2010 Kentucky Derby - The Heart of the Matter
(see all of our 2010 Kentucky Derby preview articles)
The Bedouin legend says:
Allah took a handful of southerly wind, blew His breath over it, and created the horse.... Thou shall fly without wings, and conquer without any sword
The spirit from that South Wind flowed in the blood of the three foundation stallions of the Thoroughbred breed, the Byerley Turk, the Darley Arabian and the Godolphin Arabian (click this link for the coolest pedigree you'll ever see) down through the generations to today's Derby contenders. American Lion is 22 generations removed from the Godolphin Arabian in an unbroken male line that includes two-time Breeders Cup Classic winner Tiznow, the great Man O'War and the first English Triple Crown winner West Australian. Sidney's Candy goes back 26 generations to the Darley Arabian through the great gray Native Dancer and the unbeaten Eclipse. And in between the Derby contenders' pedigrees sparkle with legends of the sport like Secretariat, the famed "Flying Filly" Mumtaz Mahal, Triple Crown winner Seattle Slew and the noble English champion Roberto, among many others.
But, as Dan Fogelberg sang
It's breeding and it's training
and it's something unknown
that drives you and carries you home
I can make spreadsheets for days, but a Thoroughbred is more than numbers on a piece of paper. He's desire, heart and that "something unknown". In other words, we can measure a horse's heart, but we can't measure his heart.
At the top of that long Churchill Downs homestretch, what horse will have the speed, strength and courage to win? I wish I knew the answer, but the question itself is why I care about the Derby in the first place. The horses aren't running for money, fame or glory.

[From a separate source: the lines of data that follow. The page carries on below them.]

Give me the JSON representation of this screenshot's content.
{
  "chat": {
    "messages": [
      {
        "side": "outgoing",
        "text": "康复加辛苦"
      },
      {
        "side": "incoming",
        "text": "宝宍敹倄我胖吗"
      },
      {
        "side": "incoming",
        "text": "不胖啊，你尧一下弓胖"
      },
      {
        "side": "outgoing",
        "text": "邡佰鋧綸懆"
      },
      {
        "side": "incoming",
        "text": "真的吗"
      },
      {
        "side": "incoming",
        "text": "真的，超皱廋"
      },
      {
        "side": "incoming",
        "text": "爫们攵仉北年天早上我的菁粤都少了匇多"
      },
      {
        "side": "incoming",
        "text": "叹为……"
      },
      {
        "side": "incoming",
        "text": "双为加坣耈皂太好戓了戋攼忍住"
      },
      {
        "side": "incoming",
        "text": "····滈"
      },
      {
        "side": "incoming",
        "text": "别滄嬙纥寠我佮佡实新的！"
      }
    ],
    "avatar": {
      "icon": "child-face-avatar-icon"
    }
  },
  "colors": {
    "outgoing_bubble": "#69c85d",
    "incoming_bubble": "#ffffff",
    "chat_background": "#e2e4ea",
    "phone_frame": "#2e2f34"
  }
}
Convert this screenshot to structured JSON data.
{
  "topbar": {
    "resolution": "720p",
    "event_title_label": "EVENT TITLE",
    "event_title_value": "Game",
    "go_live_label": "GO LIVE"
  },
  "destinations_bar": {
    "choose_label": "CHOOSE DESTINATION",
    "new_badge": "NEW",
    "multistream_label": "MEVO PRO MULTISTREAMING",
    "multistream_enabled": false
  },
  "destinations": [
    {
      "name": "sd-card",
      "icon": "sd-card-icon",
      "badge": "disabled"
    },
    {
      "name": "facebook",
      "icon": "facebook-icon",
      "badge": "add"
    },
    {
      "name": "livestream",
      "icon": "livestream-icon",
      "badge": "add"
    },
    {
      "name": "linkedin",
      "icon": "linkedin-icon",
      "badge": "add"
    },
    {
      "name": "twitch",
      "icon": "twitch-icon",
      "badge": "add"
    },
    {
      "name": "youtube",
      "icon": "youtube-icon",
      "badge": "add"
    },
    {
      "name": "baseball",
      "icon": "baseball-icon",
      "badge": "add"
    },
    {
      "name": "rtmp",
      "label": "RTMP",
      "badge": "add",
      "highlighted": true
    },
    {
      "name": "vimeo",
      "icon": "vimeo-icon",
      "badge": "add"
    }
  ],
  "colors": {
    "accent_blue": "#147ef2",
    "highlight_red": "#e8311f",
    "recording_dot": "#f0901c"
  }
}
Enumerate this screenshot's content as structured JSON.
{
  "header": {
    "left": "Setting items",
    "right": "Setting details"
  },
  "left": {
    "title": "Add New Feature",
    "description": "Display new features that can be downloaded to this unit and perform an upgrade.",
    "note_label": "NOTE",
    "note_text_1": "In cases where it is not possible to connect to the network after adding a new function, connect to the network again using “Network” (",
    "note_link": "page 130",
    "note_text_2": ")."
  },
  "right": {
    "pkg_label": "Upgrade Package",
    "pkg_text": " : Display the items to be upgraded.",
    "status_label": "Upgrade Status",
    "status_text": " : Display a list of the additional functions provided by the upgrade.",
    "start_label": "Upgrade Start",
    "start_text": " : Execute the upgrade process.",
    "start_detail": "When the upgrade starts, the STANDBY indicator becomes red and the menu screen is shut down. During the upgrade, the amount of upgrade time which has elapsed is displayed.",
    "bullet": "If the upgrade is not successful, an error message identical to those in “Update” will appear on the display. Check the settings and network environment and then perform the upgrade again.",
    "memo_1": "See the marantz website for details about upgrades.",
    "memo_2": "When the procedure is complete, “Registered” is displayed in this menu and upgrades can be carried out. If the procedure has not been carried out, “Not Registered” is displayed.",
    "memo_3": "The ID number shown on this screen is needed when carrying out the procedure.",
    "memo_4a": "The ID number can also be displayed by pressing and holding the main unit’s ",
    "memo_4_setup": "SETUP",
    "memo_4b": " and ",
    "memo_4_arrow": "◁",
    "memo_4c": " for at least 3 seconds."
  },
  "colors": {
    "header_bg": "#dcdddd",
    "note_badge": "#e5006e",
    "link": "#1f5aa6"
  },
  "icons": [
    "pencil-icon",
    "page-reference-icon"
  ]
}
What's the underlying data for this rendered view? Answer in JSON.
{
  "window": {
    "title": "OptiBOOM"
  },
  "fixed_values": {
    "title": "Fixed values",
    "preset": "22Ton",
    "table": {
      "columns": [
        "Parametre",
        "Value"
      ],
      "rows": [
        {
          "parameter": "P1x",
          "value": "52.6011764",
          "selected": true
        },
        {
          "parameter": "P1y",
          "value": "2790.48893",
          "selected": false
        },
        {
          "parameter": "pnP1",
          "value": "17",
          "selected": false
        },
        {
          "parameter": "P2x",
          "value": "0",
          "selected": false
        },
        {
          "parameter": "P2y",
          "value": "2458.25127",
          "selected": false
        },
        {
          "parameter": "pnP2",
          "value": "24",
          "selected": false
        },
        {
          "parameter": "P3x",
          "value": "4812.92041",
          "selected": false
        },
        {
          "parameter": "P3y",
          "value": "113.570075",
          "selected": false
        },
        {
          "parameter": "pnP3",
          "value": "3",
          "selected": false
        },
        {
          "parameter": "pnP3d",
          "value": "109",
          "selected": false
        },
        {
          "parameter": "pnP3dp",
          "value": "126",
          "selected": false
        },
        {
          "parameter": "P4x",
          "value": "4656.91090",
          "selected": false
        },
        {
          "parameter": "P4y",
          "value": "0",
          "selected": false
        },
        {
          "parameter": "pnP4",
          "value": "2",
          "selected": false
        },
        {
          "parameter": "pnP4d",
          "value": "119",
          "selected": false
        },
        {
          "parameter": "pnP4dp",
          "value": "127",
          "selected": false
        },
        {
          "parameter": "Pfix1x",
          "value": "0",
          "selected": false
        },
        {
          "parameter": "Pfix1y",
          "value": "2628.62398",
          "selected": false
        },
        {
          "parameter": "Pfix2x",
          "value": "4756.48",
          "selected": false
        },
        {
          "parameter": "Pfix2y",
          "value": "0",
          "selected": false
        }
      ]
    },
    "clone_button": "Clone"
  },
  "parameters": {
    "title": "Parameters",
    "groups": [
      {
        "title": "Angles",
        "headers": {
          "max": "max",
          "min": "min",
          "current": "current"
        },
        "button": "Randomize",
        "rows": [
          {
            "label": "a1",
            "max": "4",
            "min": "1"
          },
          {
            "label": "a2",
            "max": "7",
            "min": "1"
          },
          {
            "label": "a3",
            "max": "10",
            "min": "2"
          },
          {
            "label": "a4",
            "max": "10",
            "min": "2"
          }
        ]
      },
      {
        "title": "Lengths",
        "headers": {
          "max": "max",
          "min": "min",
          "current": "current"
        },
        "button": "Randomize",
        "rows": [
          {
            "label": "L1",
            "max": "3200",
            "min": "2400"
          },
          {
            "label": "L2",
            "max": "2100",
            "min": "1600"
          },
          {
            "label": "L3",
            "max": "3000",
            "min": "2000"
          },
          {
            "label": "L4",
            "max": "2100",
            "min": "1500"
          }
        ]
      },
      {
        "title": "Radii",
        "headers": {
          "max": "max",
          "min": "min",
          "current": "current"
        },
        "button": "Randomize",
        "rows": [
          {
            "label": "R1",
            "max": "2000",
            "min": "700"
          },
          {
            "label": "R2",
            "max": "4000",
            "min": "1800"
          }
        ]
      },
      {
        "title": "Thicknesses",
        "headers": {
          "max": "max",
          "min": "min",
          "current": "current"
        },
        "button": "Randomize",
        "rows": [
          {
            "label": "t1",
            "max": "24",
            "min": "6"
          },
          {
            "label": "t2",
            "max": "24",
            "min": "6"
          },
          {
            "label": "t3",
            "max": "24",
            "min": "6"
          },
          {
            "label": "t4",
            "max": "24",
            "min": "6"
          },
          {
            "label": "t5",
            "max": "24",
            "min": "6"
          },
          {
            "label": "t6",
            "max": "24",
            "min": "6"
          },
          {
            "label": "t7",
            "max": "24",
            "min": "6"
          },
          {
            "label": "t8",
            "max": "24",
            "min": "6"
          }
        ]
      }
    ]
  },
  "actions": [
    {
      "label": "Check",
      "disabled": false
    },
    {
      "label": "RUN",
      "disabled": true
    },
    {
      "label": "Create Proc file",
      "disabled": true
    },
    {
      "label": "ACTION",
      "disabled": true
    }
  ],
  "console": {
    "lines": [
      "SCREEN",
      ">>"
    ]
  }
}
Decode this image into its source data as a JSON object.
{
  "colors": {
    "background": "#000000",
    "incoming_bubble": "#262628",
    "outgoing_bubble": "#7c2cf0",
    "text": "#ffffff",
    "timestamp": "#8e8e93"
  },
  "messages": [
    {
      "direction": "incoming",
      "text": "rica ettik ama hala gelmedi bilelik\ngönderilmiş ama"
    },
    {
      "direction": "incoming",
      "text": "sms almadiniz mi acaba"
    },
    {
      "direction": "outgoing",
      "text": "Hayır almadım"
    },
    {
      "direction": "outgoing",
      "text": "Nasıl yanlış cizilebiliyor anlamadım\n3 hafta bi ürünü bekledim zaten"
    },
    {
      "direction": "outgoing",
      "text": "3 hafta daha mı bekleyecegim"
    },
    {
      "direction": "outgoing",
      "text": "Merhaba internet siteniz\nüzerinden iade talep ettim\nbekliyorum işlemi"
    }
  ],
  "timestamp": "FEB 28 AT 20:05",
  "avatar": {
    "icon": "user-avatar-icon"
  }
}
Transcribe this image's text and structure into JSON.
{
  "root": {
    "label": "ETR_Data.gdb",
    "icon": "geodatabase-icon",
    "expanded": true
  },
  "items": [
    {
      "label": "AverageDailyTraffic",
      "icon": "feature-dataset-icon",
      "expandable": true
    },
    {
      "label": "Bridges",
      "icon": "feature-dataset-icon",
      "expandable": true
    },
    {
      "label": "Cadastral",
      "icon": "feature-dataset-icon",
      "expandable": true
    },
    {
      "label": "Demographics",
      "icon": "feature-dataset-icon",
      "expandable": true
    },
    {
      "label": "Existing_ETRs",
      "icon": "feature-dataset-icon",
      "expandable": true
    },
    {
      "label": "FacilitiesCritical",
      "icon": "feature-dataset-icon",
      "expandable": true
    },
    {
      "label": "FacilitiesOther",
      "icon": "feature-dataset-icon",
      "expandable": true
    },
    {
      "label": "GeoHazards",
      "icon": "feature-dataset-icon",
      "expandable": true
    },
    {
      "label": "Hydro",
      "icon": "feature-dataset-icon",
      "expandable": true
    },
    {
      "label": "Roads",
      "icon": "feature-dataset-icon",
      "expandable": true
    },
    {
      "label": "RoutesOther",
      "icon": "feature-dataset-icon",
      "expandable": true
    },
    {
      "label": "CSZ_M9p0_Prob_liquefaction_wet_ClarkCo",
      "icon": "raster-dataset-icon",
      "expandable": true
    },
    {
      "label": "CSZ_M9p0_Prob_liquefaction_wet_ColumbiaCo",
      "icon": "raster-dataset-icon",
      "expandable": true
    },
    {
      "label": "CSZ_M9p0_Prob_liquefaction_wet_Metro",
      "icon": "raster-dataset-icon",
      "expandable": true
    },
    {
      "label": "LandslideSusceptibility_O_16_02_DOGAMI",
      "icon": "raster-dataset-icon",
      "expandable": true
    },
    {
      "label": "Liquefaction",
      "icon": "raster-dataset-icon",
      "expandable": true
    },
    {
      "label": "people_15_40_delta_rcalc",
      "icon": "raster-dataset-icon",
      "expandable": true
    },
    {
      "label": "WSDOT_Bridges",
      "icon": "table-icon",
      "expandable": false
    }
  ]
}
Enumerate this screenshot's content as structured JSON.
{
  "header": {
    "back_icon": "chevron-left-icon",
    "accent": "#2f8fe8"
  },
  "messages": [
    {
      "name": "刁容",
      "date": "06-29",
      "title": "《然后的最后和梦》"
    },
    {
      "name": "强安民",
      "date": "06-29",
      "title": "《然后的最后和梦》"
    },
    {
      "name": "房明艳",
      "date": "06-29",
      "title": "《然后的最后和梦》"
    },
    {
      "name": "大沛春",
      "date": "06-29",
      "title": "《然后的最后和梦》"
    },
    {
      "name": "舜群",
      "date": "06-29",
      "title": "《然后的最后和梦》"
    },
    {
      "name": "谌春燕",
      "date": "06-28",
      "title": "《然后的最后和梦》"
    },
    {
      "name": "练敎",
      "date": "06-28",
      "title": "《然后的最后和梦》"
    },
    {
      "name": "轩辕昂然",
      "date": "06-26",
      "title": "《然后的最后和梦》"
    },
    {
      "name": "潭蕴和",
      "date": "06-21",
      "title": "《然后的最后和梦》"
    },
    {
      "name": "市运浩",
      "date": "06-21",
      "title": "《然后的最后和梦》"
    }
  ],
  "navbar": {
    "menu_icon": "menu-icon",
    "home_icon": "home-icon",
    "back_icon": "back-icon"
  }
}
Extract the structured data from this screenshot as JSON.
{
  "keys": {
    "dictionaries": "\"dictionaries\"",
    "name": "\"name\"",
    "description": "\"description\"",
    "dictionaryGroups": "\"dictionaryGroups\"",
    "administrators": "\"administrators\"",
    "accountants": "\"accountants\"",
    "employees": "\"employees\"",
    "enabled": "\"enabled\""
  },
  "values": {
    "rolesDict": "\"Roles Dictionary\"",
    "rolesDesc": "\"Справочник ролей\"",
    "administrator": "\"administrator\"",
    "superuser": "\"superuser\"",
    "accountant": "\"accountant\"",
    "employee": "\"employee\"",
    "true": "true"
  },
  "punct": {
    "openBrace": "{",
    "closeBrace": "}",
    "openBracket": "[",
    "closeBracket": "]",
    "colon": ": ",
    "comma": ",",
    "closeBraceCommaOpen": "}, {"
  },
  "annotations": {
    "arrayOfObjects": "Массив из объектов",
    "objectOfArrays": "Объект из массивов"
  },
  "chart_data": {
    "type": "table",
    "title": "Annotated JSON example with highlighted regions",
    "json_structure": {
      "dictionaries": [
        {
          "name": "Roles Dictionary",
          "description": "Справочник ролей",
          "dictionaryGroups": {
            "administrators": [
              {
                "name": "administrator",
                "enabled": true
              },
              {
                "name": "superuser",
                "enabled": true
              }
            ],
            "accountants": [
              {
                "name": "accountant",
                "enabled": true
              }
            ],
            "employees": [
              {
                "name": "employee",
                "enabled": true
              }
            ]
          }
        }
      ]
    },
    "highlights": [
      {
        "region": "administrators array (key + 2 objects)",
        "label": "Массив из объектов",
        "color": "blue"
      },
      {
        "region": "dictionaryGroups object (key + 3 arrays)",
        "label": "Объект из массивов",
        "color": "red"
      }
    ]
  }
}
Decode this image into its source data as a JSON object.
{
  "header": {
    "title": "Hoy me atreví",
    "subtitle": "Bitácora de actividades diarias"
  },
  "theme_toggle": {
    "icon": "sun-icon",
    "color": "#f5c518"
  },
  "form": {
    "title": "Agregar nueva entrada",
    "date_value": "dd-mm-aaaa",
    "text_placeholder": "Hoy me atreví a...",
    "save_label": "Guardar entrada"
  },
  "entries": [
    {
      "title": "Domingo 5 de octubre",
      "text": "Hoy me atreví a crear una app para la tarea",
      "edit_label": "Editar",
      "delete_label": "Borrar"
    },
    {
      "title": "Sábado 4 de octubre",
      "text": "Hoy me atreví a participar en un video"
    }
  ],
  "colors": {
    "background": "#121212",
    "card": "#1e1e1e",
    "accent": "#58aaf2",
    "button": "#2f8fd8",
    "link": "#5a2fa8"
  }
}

They run because running is simply what they were born to do. They're more beautiful, more noble and more wonderful than us mere humans.
Back in the 1950s, Sports Illustrated used to send great writers to the Kentucky Derby to get a more literary spin on things. In 1955, they sent William Faulkner to Louisville. He wrote a truly magnificent article and succinctly says why racing matters:
Once the horse moved man's physical body and his household goods and his articles of commerce from one place to another. Nowadays all it moves is a part or the whole of his bank account, either through betting on it or trying to keep owning and feeding it.
So, in a way, unlike the other animals which he has domesticated—cows and sheep and hogs and chickens and dogs (I don't include cats; man has never tamed cats)—the horse is economically obsolete. Yet it still endures and probably will continue to as long as man himself does, long after the cows and sheep and hogs and chickens, and the dogs which control and protect them, are extinct. Because the other beasts and their guardians merely supply man with food, and someday science will feed him by means of synthetic gases and so eliminate the economic need which they fill. While what the horse supplies to man is something deep and profound in his emotional nature and need.
It will endure and survive until man's own nature changes. Because you can almost count on your thumbs the types and classes of human beings in whose lives and memories and experience and glandular discharge the horse has no place. These will be the ones who don't like to bet on anything which involves the element of chance or skill or the unforeseen. They will be the ones who don't like to watch something in motion, either big or going fast, no matter what it is. They will be the ones who don't like to watch something alive and bigger and stronger than man, under the control of puny man's will, doing something which man himself is too weak or too inferior in sight or hearing or speed to do.
To me, that's the beauty the Kentucky Derby. It tests the horses, but also celebrates them with the kind of pageantry and bold actions such creatures deserve. As Faulkner said, they may not move our bodies anymore, but they still have the power to move our souls.
Posted by kris at April 26, 2010 11:59 AM
The trackback entry for this page is : http://www.inthehat.com/mt/mt-tb.cgi/1831
|# April 26th, 2010 11:35 AM kris|
1. I love that Faulkner story, but the part about man being fed by synthetic gases is kinda weird, right?
2. The best part of the Faulkner article is the start:
This saw Boone: the bluegrass, the virgin land rolling westward wave by dense wave from the Allegheny gaps, unmarked then, teeming with deer and buffalo about the salt licks and the limestone springs whose water in time would make the fine bourbon whiskey; and the wild men too—the red men and the white ones too who had to be a little wild also to endure and survive and so mark the wilderness with the proofs of their tough survival—Boonesborough, Owenstown, Harrod's and Harbuck's Stations; Kentucky: the dark and bloody ground.
Damn. I would die to write something 1/8 as brilliant.
3. I love how nearly every article about the Godolphin Arabian mentions his cat, Grimalkin.